Case in point: An animated movie based on the kids TV show ‘PAW Patrol’ left Hugh Jackman’s romance drama ‘Reminiscence’ in the dust in North America, with the heroic pups of Adventure City collecting six times more than a film toplined by one of the most charismatic actors in Hollywood in their respective debuts. That’s the unpredictable reality of the movie theater business as the delta variant continues to depress ticket sales across the globe, reports Reuters.
Neither ‘PAW Patrol’ nor ‘Reminiscence’ were able to best ‘Free Guy,’ which remained victorious for the second weekend straight. After debuting last weekend to a leading $28.4 million, the Disney and 20th Century’s sci-fi action comedy declined a mere 34 per cent in its second weekend. The film, starring Ryan Reynolds, added another $18.8 million between Friday and Sunday, marking an impressive hold with or without a pandemic.
Many summer offerings, including Paramount’s ‘PAW Patrol’ and Warner Bros.’ ‘Reminiscence,’ were made available on streaming platforms on the same day as their theatrical debuts. ‘PAW Patrol’ landed simultaneously on Paramount Plus, while ‘Reminiscence’ premiered concurrently on HBO Max. Alternatively ‘Free Guy,’ which had the best second-weekend hold of any nationwide release this summer, is available exclusively in theaters.
In a closer-than-expected second place, ‘PAW Patrol’ earned $13 million from 3,184 North American theaters. That’s not a bad result for a kids movie, especially considering children under the age of 12 are currently unable to get vaccinated, making it less appealing for parents to take the whole family to the movies. Among opening weekend ticket buyers, 41 per cent were parents and 47 per cent were kids.

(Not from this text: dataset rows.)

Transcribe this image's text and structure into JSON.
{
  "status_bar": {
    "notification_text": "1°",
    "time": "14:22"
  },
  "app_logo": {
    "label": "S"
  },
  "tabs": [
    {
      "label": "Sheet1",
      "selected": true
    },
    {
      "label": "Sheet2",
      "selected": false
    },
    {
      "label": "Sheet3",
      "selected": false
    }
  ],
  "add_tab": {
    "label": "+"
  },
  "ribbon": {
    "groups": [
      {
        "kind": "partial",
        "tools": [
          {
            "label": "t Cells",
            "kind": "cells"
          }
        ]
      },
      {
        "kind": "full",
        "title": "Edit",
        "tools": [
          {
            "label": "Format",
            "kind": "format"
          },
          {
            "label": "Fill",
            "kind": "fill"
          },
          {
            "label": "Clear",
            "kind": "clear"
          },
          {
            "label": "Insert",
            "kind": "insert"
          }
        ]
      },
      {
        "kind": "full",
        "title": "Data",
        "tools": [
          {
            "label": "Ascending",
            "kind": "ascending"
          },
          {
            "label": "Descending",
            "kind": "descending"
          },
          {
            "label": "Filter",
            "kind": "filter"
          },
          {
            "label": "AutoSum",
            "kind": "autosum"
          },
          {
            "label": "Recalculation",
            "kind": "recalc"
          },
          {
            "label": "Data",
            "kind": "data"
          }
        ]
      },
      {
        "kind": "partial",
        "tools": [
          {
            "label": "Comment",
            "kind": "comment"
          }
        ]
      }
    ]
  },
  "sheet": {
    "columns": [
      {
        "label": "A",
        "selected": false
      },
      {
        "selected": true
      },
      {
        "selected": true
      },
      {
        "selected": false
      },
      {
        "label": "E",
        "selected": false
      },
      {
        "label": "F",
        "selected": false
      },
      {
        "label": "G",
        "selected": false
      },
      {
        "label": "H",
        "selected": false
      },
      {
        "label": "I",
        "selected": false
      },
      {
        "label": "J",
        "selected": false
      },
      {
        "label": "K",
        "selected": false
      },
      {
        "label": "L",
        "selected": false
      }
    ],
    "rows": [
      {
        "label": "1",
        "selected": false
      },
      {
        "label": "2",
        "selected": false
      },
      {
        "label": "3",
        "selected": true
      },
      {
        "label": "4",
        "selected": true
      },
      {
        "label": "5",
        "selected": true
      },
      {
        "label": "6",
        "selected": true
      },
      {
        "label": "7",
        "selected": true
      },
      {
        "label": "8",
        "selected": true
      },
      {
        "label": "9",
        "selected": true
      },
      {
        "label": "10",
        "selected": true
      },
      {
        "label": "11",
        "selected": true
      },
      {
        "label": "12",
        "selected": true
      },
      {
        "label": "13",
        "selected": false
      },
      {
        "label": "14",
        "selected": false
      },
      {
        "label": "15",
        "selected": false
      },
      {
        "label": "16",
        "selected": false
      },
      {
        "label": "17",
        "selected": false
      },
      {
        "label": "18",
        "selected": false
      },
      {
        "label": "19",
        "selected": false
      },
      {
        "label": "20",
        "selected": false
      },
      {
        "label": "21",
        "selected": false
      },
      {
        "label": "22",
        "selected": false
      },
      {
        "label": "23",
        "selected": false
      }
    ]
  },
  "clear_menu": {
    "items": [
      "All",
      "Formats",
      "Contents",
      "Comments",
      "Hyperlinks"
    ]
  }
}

‘PAW Patrol,’ centering on a young boy named Ryder and a heroic group of pups who save Adventure City from the evil Mayor Humdinger, was surprisingly well received by youngsters, parents and, yes, even critics. Variety’s Courtney Howard called the film a “gripping, inspiring animated thriller.”
“This is a good opening for a TV-based family animation release,” says David A. Gross, who runs consulting firm Franchise Entertainment Research. “These movies are not in the league with the Disney, Pixar, DreamWorks, Illumination juggernauts, but they cost less, make money and occasionally break out ? la ‘Alvin and the Chipmunks,’ ‘Mr. Peabody & Sherman,’ and ‘Scooby-Doo.’”
Meanwhile, the Jackman-led ‘Reminiscence’ was barely able to crack the top 10 in its opening weekend. The film, playing in 3,265 North American locations, managed to scrape together $2 million, which is a terrible result given its $68 million production budget.
However, the movie’s underperformance isn’t exactly surprising. ‘Reminiscence,’ which garnered mixed reviews, targets older audiences, a demographic that’s been more reluctant to return to movie theaters.